• _Study material_
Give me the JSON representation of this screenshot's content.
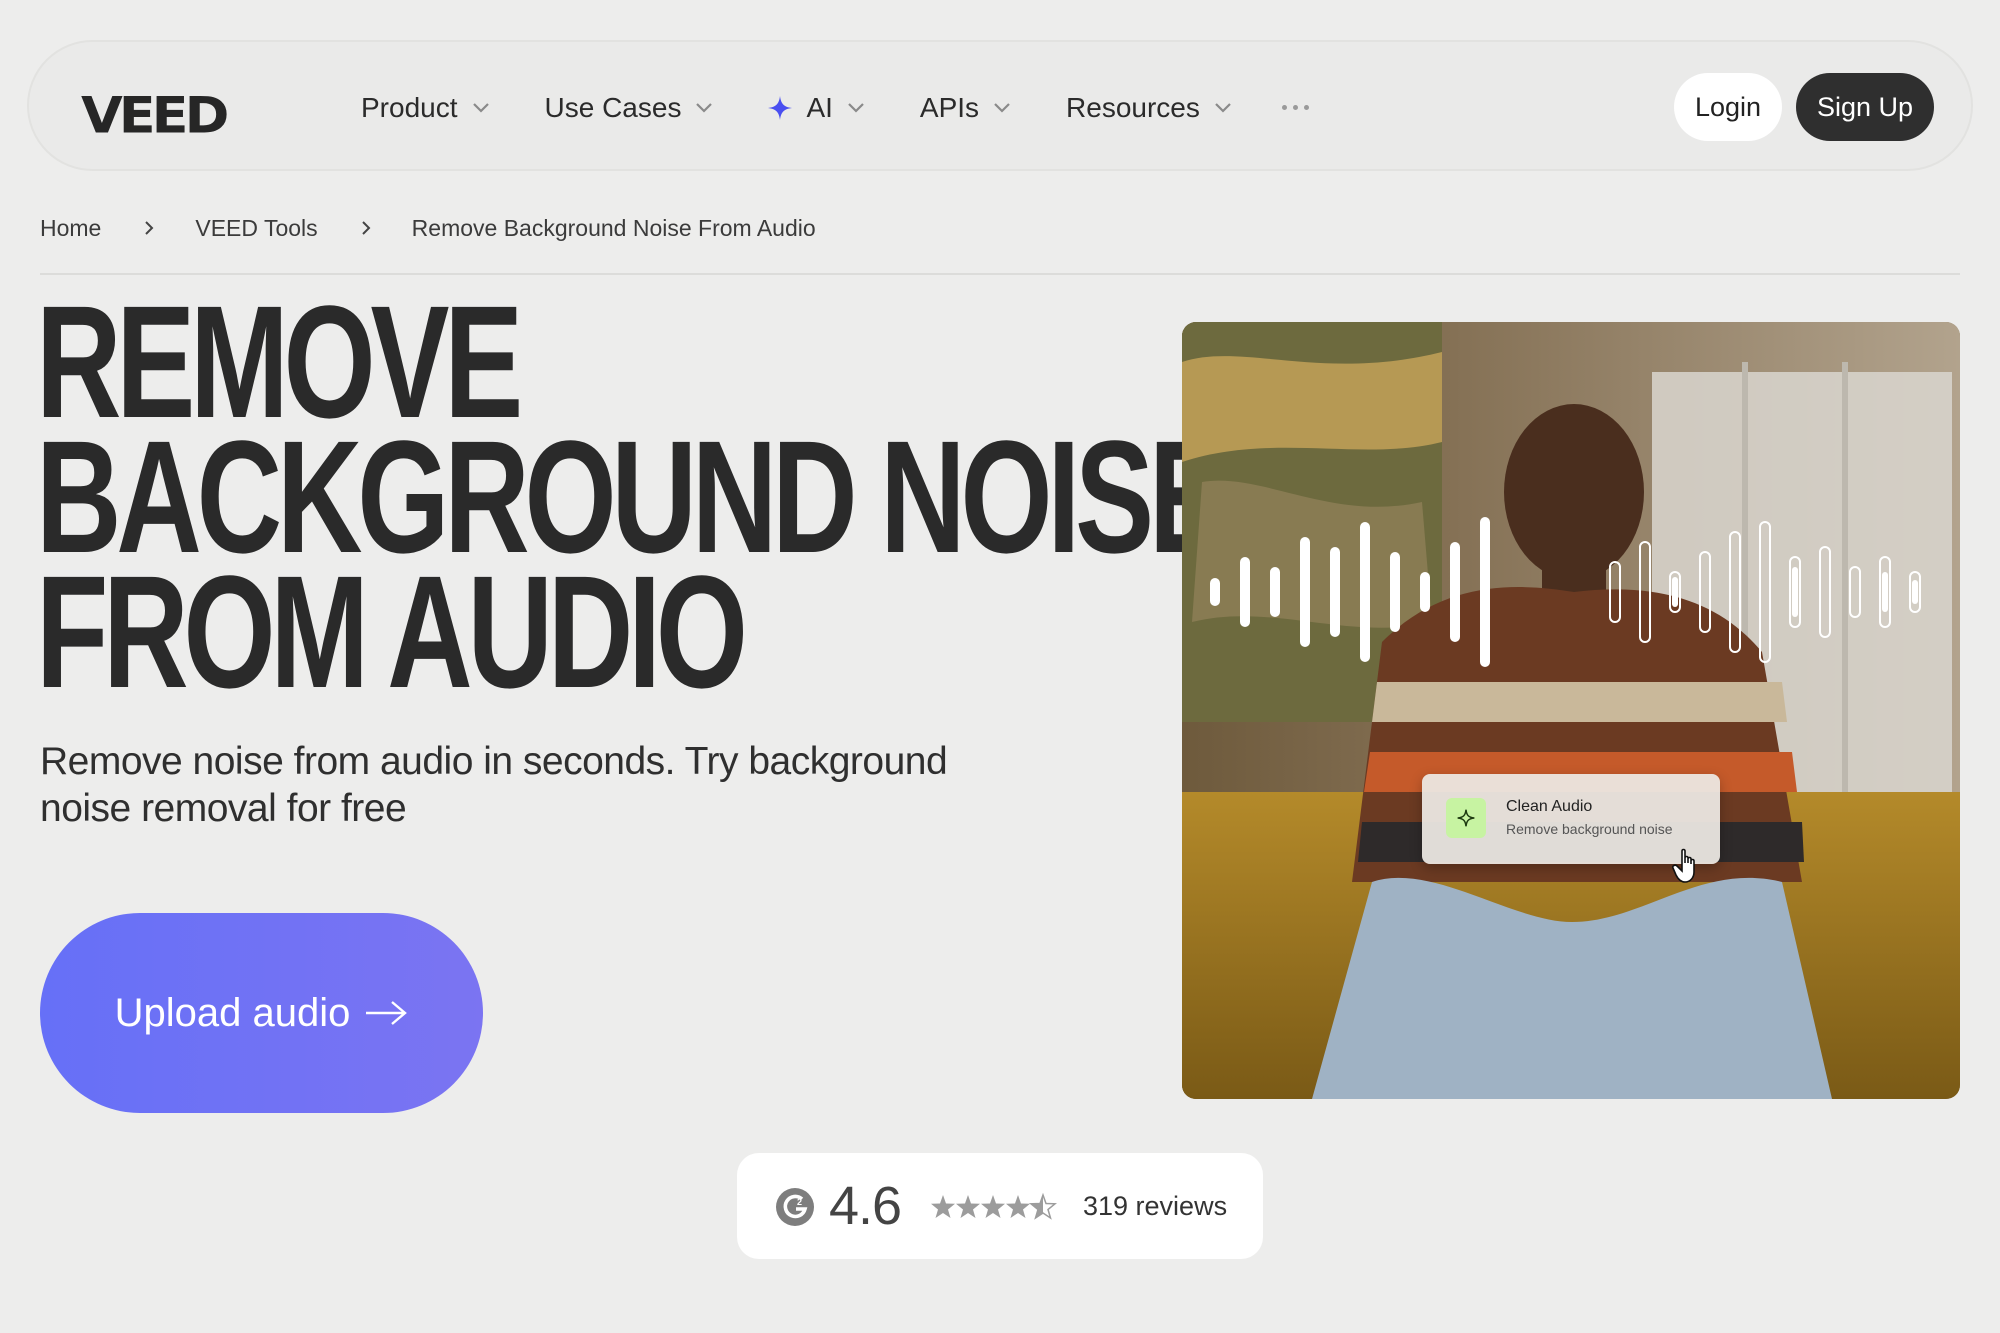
{
  "nav": {
    "logo": "VEED",
    "menu": [
      {
        "label": "Product"
      },
      {
        "label": "Use Cases"
      },
      {
        "label": "AI"
      },
      {
        "label": "APIs"
      },
      {
        "label": "Resources"
      }
    ],
    "login_label": "Login",
    "signup_label": "Sign Up"
  },
  "breadcrumb": {
    "home": "Home",
    "tools": "VEED Tools",
    "current": "Remove Background Noise From Audio"
  },
  "hero": {
    "title_lines": [
      "REMOVE",
      "BACKGROUND NOISE",
      "FROM AUDIO"
    ],
    "subtitle": "Remove noise from audio in seconds. Try background noise removal for free",
    "cta_label": "Upload audio",
    "card": {
      "title": "Clean Audio",
      "subtitle": "Remove background noise"
    }
  },
  "rating": {
    "value": "4.6",
    "stars": 4.5,
    "reviews": "319 reviews",
    "badge_icon": "g2-icon"
  },
  "colors": {
    "background": "#ededec",
    "cta": "#6670f7",
    "signup": "#2f2f2f",
    "ai_spark": "#4a4ff0",
    "card_icon": "#c7f3a2"
  }
}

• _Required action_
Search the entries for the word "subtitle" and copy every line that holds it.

• _Solution for this problem_
    "subtitle": "Remove noise from audio in seconds. Try background noise removal for free",
      "subtitle": "Remove background noise"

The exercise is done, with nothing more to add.